* [Records shown]
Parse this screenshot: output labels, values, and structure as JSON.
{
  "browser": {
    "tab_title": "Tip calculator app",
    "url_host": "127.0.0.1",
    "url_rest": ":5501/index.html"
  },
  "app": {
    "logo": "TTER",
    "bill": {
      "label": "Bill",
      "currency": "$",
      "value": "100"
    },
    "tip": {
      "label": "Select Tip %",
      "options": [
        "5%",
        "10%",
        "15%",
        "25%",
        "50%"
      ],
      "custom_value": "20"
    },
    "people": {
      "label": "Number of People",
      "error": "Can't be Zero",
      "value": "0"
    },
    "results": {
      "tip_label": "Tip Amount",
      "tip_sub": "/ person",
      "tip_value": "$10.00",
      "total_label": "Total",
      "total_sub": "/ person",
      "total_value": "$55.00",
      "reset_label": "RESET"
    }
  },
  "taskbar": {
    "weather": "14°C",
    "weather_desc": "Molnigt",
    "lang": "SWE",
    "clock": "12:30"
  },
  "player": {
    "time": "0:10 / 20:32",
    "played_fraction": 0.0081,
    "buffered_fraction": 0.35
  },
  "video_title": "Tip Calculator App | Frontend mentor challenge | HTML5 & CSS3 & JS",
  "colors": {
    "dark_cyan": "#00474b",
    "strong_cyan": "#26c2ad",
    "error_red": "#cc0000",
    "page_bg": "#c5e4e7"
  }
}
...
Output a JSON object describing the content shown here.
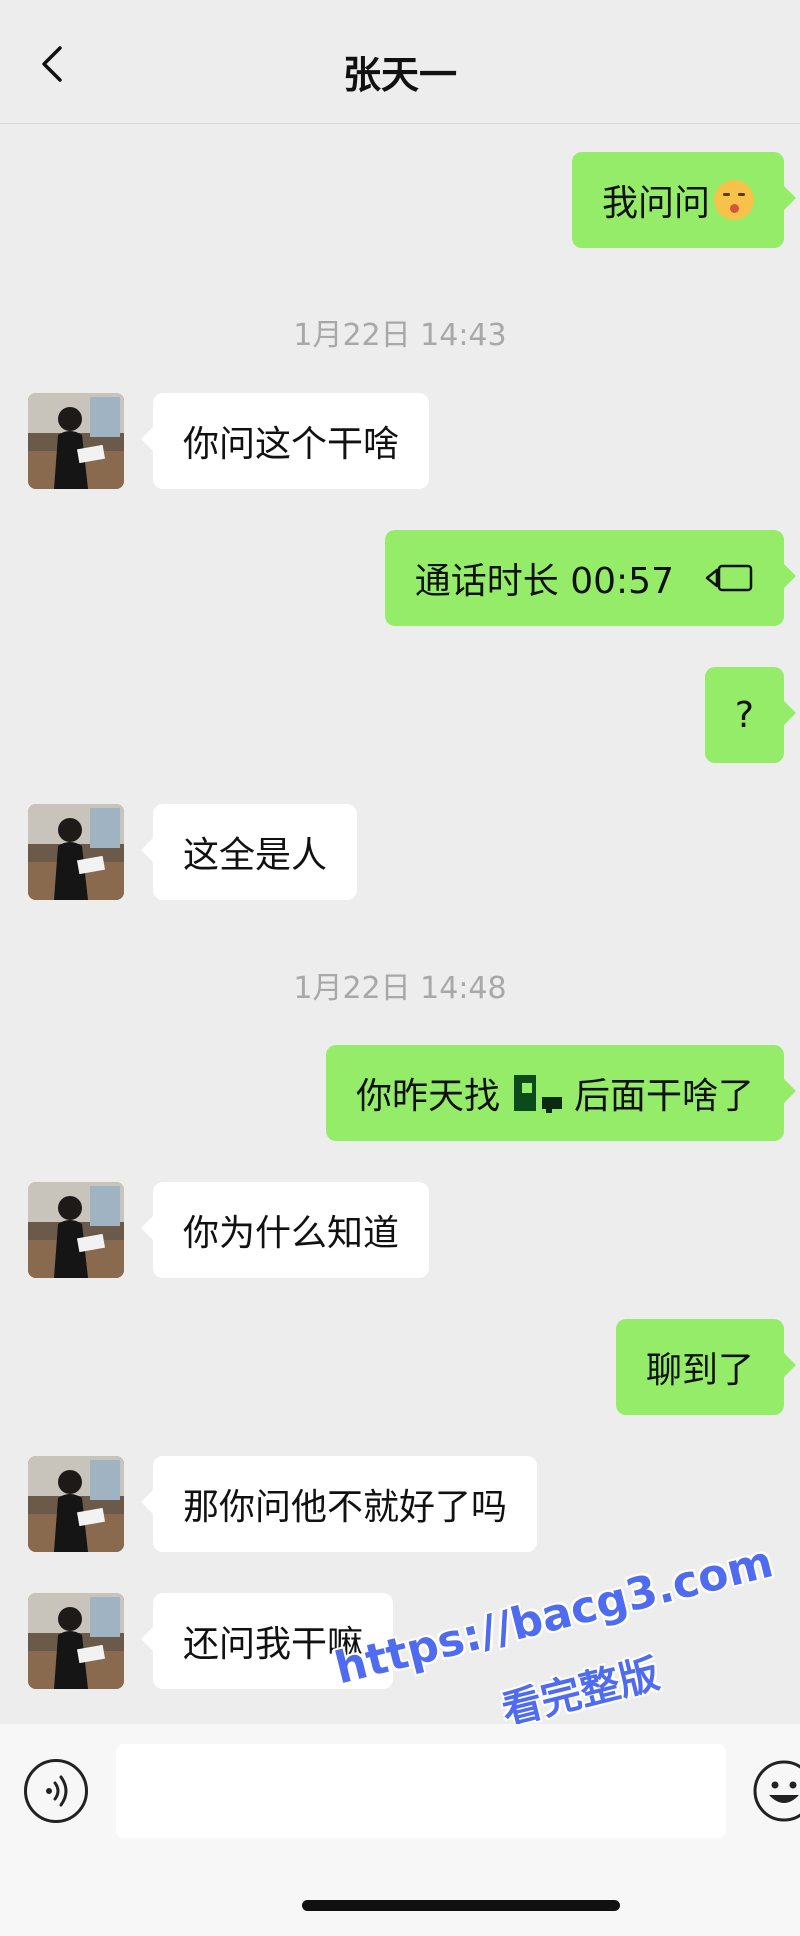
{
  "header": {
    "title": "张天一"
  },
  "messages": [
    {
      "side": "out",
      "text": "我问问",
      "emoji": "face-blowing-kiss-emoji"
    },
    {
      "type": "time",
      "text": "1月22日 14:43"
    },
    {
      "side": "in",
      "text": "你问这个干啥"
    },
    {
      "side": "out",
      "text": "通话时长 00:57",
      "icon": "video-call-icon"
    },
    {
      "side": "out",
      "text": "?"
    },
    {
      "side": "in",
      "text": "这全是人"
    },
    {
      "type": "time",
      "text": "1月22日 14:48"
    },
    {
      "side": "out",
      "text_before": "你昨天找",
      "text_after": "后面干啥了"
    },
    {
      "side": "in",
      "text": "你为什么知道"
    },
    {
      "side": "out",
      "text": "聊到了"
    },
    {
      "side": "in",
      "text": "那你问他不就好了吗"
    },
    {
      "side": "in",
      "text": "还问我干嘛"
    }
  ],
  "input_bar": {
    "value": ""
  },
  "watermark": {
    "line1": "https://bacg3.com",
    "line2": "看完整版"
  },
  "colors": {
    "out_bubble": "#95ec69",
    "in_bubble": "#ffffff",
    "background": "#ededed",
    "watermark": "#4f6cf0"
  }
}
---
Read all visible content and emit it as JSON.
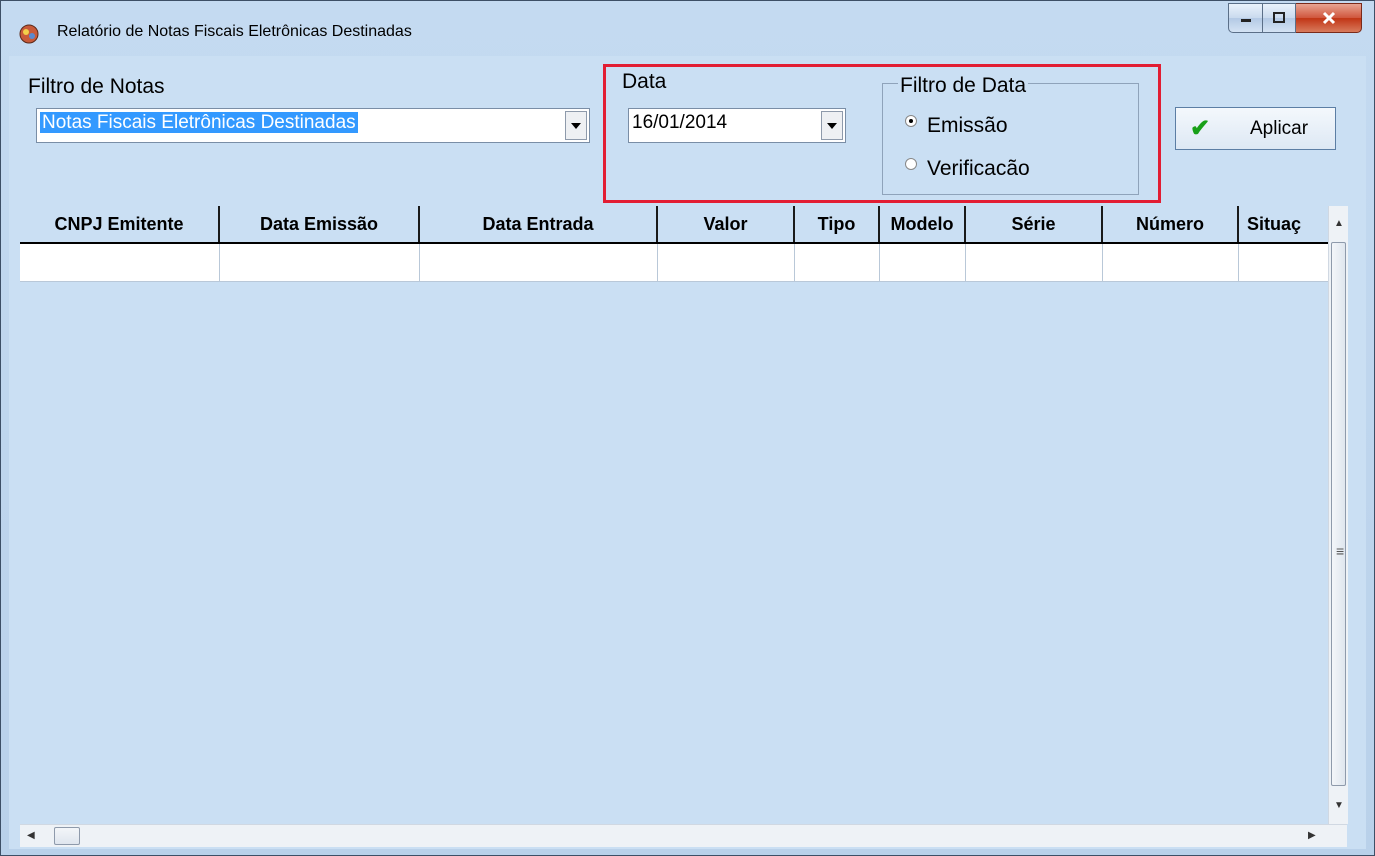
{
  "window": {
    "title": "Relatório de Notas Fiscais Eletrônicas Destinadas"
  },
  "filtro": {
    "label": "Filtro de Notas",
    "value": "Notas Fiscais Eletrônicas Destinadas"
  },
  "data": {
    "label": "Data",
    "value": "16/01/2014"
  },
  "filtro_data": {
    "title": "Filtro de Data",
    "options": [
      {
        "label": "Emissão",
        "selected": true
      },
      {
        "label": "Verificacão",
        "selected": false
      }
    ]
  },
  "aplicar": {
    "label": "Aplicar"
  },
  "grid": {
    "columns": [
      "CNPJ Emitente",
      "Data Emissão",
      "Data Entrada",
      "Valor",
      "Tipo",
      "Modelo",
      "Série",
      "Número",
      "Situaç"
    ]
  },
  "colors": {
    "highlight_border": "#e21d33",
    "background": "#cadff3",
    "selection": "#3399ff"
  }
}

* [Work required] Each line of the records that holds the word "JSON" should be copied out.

* [Finished exercise]
Parse this screenshot: output labels, values, and structure as JSON.
Output a JSON object describing the content shown here.
Read all visible content and emit it as JSON.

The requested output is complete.